    are suitable.

    What does a fit and proper person mean?The council will carry out checks to make sure

    that the person applying for the licence is a

    fit and proper person.
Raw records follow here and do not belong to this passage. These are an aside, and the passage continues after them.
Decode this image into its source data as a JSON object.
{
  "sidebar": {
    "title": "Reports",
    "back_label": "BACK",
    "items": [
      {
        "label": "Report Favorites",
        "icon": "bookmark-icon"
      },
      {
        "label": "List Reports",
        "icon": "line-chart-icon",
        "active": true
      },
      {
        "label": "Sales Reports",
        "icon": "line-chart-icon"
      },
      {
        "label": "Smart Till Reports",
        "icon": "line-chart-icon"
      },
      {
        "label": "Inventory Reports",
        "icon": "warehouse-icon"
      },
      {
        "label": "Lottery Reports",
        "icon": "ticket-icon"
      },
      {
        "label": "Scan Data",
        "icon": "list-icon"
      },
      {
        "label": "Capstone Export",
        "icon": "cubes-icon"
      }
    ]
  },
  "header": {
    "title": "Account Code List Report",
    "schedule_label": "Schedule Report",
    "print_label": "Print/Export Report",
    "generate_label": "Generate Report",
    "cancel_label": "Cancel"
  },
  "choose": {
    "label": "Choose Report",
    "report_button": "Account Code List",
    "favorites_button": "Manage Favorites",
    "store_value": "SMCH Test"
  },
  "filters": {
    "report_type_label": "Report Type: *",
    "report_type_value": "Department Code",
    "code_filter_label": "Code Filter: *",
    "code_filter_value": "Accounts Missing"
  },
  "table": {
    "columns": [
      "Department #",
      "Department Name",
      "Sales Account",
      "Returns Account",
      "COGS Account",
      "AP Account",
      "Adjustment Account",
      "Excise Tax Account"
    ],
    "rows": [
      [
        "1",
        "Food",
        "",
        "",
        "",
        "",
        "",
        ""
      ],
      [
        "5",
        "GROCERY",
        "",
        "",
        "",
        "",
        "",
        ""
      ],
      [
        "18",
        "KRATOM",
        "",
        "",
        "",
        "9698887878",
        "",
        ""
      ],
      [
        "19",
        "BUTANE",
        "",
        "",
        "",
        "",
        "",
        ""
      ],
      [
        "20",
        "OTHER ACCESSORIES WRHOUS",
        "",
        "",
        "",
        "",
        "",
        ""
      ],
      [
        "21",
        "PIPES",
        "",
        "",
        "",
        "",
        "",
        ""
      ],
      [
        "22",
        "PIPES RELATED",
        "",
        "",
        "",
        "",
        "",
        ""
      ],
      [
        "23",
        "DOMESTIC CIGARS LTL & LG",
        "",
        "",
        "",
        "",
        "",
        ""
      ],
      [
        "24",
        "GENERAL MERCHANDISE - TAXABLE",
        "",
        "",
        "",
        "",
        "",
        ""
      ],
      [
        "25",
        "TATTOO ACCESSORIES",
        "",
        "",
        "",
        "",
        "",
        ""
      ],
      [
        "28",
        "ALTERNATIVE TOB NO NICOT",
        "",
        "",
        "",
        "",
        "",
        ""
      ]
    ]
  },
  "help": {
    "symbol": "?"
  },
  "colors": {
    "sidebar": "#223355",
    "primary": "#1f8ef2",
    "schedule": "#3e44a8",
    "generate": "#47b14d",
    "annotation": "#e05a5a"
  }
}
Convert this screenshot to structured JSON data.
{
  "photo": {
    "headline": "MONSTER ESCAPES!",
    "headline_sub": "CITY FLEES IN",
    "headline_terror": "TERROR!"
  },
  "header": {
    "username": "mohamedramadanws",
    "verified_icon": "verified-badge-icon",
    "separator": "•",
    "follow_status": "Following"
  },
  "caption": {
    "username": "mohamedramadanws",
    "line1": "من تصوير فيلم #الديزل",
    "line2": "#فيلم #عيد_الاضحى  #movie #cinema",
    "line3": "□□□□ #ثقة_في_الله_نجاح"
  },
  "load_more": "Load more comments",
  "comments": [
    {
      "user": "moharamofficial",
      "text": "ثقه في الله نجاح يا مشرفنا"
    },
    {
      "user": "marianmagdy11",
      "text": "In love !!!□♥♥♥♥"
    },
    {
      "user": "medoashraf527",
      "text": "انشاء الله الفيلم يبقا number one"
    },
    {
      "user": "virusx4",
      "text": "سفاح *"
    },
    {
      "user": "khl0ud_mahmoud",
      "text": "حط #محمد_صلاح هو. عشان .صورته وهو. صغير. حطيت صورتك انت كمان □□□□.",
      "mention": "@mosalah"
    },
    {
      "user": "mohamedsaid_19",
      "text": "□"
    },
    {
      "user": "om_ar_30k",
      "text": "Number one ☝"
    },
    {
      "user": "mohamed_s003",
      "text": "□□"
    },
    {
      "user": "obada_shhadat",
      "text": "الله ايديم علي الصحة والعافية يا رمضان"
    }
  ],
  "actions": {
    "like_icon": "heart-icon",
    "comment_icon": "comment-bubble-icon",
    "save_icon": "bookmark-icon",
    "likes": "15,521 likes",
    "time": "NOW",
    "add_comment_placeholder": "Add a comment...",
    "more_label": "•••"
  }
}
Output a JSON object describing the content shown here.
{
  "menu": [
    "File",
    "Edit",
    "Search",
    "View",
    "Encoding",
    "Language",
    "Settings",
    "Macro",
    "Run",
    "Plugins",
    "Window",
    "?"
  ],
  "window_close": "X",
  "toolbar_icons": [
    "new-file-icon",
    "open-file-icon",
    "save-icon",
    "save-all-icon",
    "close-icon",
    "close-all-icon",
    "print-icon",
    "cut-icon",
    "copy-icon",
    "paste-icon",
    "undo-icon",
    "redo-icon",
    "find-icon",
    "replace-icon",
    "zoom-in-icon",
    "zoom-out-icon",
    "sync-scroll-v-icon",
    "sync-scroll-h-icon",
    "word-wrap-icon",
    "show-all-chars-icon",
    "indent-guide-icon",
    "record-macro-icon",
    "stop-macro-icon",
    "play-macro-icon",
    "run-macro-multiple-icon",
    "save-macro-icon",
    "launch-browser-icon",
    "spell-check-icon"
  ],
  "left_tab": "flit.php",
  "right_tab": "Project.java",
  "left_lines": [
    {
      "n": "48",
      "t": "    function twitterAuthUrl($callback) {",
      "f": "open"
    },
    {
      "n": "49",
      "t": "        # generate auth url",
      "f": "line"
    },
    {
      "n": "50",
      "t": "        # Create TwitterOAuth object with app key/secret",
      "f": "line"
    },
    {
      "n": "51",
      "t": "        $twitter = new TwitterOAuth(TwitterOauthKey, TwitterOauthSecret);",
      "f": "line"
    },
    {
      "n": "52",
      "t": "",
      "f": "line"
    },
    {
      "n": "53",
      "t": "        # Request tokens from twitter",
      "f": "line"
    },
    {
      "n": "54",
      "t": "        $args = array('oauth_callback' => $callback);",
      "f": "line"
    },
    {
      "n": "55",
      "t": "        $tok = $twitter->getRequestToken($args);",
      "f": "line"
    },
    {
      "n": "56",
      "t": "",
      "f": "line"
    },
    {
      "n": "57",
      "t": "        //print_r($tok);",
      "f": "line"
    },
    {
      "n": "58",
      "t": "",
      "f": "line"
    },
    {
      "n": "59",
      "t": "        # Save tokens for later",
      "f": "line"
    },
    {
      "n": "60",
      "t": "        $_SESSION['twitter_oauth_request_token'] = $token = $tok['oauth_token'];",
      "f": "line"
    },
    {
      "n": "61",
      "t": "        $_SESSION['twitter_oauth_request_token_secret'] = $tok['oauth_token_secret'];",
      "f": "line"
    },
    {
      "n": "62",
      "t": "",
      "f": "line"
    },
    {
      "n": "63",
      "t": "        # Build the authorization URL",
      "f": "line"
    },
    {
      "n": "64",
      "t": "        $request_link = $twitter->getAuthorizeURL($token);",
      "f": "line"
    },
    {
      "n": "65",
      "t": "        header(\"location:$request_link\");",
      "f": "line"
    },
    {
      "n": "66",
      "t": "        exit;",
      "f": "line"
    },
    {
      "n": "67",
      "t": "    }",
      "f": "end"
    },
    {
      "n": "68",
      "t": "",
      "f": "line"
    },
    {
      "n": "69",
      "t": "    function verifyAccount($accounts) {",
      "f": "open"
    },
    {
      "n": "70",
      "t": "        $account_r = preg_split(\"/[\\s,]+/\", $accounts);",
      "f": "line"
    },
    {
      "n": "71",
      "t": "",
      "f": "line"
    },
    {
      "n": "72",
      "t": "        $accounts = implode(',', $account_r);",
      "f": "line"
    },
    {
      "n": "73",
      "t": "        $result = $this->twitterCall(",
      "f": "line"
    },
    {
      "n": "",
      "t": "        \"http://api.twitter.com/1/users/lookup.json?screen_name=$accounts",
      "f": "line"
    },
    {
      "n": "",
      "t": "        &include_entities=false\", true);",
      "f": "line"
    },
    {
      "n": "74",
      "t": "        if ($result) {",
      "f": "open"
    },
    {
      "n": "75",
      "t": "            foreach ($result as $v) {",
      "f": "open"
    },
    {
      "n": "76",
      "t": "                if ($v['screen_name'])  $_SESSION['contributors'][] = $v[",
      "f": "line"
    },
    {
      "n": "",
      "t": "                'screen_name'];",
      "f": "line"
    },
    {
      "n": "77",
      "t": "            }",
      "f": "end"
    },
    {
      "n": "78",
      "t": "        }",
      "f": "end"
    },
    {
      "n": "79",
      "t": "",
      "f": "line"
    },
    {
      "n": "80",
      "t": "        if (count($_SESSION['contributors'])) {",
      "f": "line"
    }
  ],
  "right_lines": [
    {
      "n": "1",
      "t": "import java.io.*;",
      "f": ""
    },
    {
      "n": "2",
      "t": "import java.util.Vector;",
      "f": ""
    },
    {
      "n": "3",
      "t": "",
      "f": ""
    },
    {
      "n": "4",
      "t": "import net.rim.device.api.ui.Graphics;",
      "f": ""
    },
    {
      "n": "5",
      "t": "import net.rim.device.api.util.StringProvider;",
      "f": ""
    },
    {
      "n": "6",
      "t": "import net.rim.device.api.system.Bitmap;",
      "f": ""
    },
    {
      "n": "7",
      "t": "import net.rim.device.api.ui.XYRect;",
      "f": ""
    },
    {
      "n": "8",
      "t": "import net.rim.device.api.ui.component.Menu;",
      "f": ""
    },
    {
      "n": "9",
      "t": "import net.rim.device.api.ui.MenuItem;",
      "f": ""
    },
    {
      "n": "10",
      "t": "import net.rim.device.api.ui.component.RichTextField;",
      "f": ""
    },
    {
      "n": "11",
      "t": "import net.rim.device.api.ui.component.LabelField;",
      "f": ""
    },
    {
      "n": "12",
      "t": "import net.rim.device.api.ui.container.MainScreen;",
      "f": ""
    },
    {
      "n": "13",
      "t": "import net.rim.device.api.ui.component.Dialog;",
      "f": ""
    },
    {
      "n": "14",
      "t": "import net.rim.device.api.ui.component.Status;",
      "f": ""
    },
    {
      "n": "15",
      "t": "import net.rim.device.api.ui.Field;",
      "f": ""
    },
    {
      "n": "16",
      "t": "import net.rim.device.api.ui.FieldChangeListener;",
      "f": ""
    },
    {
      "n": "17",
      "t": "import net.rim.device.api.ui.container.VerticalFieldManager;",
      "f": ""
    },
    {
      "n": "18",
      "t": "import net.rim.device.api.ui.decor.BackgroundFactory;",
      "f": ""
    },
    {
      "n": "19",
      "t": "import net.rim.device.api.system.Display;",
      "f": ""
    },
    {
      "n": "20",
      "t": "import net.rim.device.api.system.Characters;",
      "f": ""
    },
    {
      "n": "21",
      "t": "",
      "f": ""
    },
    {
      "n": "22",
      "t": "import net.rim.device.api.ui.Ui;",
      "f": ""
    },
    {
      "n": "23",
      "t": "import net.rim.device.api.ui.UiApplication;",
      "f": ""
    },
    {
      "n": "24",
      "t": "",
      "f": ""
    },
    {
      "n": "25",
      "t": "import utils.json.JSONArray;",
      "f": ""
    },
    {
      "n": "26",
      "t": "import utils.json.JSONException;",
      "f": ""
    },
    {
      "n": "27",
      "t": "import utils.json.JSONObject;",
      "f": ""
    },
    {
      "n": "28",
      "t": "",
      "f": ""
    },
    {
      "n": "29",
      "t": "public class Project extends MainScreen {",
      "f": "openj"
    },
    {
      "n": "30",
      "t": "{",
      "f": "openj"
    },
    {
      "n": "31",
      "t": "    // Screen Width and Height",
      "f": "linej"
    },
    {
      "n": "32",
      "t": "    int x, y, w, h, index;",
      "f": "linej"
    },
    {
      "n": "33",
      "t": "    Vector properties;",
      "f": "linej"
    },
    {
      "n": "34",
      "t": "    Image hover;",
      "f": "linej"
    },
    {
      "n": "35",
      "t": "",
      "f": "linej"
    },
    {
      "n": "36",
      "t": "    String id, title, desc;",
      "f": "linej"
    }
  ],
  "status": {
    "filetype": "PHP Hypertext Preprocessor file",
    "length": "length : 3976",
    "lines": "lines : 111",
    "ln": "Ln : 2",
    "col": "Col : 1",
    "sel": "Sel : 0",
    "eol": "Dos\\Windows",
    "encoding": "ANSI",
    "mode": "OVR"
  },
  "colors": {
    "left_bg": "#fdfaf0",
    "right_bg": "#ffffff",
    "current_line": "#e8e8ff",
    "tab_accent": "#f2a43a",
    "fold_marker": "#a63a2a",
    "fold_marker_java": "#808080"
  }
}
In deciding whether

    someone is fit and proper, the council must

    take into account:

    any previous convictions relating to violence,

    sexual offences, drugs and fraud

    whether the proposed licence holder has

    broken any laws relating to housing or

    landlord and tenant issues

    whether the person has been found guilty of

    unlawful discrimination

    whether the person has previously managed

    HMOs that have broken any approved code

    of practice.

    It is advisable for the landlord or manager to

    be a member of a professionally recognised

    body, or an approved landlords association that

    is affiliated to the National Federation of

    Residential Landlords.

    What is in a licence?The licence will specify the maximum number

    of people who may live in the HMO. It will also

    include the following conditions, which apply to

    every licence:

    a valid current gas safety certificate, which

    is renewed annually, must be provided

    proof that all electrical appliances and

    furniture are kept in a safe condition

    3

  • 7/31/2019 HMO Licensing Guide for Private Landlords South East London

    7/12

    HMOs Licensing guide for landlords in South East London

    proof that all smoke alarms are correctly

    positioned and installed

    each occupier must have a written statement

    of the terms on which they occupy the

    property, for example a tenancy agreement.

    Councils may also apply the following conditions:

    restrictions or prohibitions on the use of

    parts of the HMO by occupants

    the landlord or manager must take steps to

    deal with the behaviour of occupants or visitors

    to ensure that the condition of the property,

    its contents, such as furniture, and all facilities

    and amenities, bathroom and toilets for

    example, are in good working order

    to carry out specified works or repairs

    within a particular time-frame

    a requirement that the responsible person

    attends an approved training course.

    How long will it last?

    A licence will normally last for a maximum

    of five years, although it can be for a shorter

    period.

    How much will it cost?

    Landlords will have to pay a fee to cover the

    administration costs of the licence procedure.

    This will vary depending on the amount of time

    and resources that are needed to satisfy all the

    licensing conditions.

    Can the council refuse to license my

    property?

    Yes, if the property does not meet the conditions

    set out above and/or the landlord or manager is

    not a fit and proper person.

    What will happen then?

    If a landlord fails to bring an HMO up to the

    required standard, or fails to meet the fit and

    proper person criteria, the council can issue

    an Interim Management Order (IMO), which

    allows it to